• It is estimated that the incidences of cancer have risen by 29.4 per cent in the last decade from an estimated 32,000 to 47,887 new cases annually.
• The deaths caused by cancer have also risen during the same period from 28,500to 32,987.
Today, February 4, the world marks the World Cancer Day whose theme is “Close the Care Gap” and it’s coming right at the end of the just concluded National Cancer Summit where a report on the status of Cancer in Kenya was launched. The report paints grim picture of where we are as a country and its time, we classified Cancer as an issue of National concern and allocated significant resources towards eradicating it.
Currently, cancer is amongst the top three killers in Kenya, coming only 3rd to infectious and cardiovascular diseases. It is estimated that the incidences of cancer have risen by 29.4 per cent in the last decade from an estimated 32,000 to 47,887 new cases annually.
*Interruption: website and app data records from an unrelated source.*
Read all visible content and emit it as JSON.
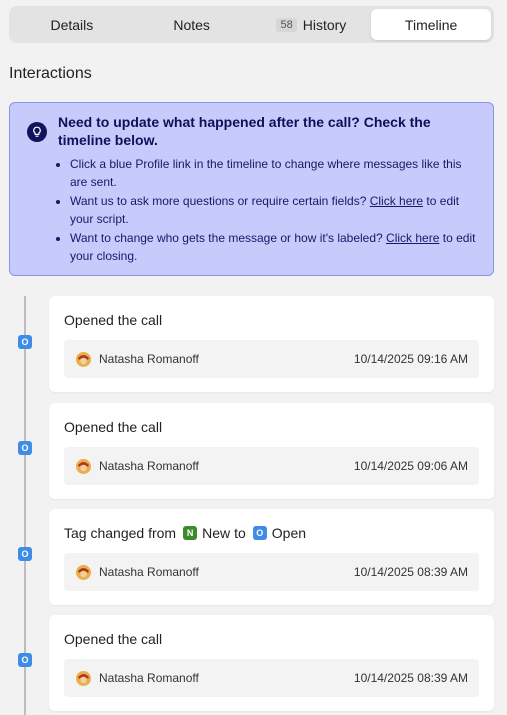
{
  "tabs": [
    {
      "label": "Details",
      "count": ""
    },
    {
      "label": "Notes",
      "count": ""
    },
    {
      "label": "History",
      "count": "58"
    },
    {
      "label": "Timeline",
      "count": ""
    }
  ],
  "section_title": "Interactions",
  "info": {
    "heading": "Need to update what happened after the call? Check the timeline below.",
    "bullet1": "Click a blue Profile link in the timeline to change where messages like this are sent.",
    "bullet2_pre": "Want us to ask more questions or require certain fields?",
    "bullet2_link": "Click here",
    "bullet2_post": "to edit your script.",
    "bullet3_pre": "Want to change who gets the message or how it's labeled?",
    "bullet3_link": "Click here",
    "bullet3_post": "to edit your closing."
  },
  "timeline": [
    {
      "marker": "O",
      "title": "Opened the call",
      "user": "Natasha Romanoff",
      "time": "10/14/2025 09:16 AM"
    },
    {
      "marker": "O",
      "title": "Opened the call",
      "user": "Natasha Romanoff",
      "time": "10/14/2025 09:06 AM"
    },
    {
      "marker": "O",
      "title_pre": "Tag changed from",
      "from_badge": "N",
      "from_label": "New",
      "to_word": "to",
      "to_badge": "O",
      "to_label": "Open",
      "user": "Natasha Romanoff",
      "time": "10/14/2025 08:39 AM"
    },
    {
      "marker": "O",
      "title": "Opened the call",
      "user": "Natasha Romanoff",
      "time": "10/14/2025 08:39 AM"
    }
  ],
  "colors": {
    "accent_blue": "#3d8ce6",
    "new_green": "#3c8a2e",
    "info_bg": "#c6cbfb",
    "info_text": "#12125e"
  }
}
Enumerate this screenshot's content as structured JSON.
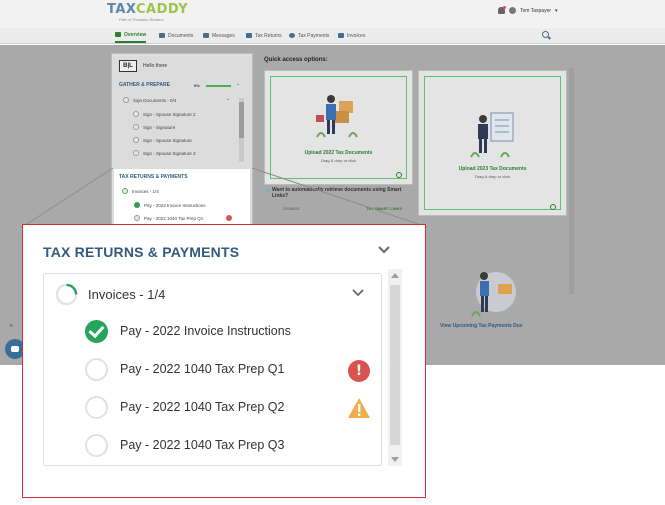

The deaths caused by cancer have also risen during the same period from 28,500to 32,987. These are not just numbers, they are families grieving, breadwinners lost, children orphaned and empty dinner seats, heartbroken widows and widowers not to mention the financial distress that accompanies the treatment and funerals.
The cancer scourge in Kenya has proven that it is not just a health problem but also a socio-economic problem that behooves all of us to reflect on what we can do to fight it. It is for this reason that on this aptly themed day that Kenya Medical Practitioners, Pharmacists and Dentists Union, KMPDU, have decided to highlight one of the major gaps in Cancer management in Kenya which is the poorly organised and managed human resources for healthcare. KMPDU represents 10,000 doctors working both in public and private sector and it is well positioned to tell the country what really ails the crocodile. I beseech the nation not to ignore the alligator.
Kenya has 12,000 registered doctors, 14,000 Clinical Officers and 58,000 nurses serving a total population of 54 million. Out of these, there are less than 100 oncologists (cancer treatment specialists) translating to a ratio of 1 oncologist for every 540,000 Kenyans! This acute shortage coupled with the multiple county and national strikes by healthcare workers due delayed salaries, lack of career progression and long working hours have contributed to the worsening of the number of cancer deaths in the country.
While it is true that Cancer is a global problem, some types of cancers have nearly been eradicated in some parts of the world through intentional investments on screening, vaccination and early diagnosis and treatment programmes. These are the low hanging fruits that Kenya can start working on. Cervical cancer, which is the leading cause of death in Kenya, claiming almost nine lives daily is for example preventable through vaccination and treatable when diagnosed early. The challenge is having adequate number of well trained, motivated and resourced personnel to carry out such activities.
Training a cancer specialist is not cheap, be it a nurse of a doctor and that is why the Constitution envisioned training to be a national function of the Ministry of Health. Let the ministry use the Cancer status report to work out the human resource staffing needs then hire the much-needed health workers. They should also do in service training of those already in employment.
The University and Medical Colleges curricula should also be revised to reflect the new health challenges. Once the trainings have been done, let these highly skilled and specialised workers be a national asset that can be shared and be distributed across the nation based on need and availability of infrastructural support, it serves no purpose for a county to train a radiology oncologist, yet they have no radiotherapy services.
We can create ten centres of excellence for various cancer types, equip them well and put adequate human resources. These centres can then offer a hub and spoke model which the surrounding facilities can plug into for knowledge acquisition and patient referral. All these coordinated activities can only occur if we have centralised and standardised human resource management system especially from level 4 to level 6 facilities. We cannot manage cancer in 48 different ways by 48 governments.
With cancer, we are all affected, and it is high time we all come together to have a joint and well organised response to it. I challenge the government of President William Ruto to declare cancer a problem of great public health concern and lead from the front in tackling it. May we spare a moment to remember all those who have died from cancer and celebrate the victors.
Miskellah Dennis Mbegah is the National Deputy General Secretary of KMPDU and an obstetrics and gynaecologist and Kenyatta National Hospital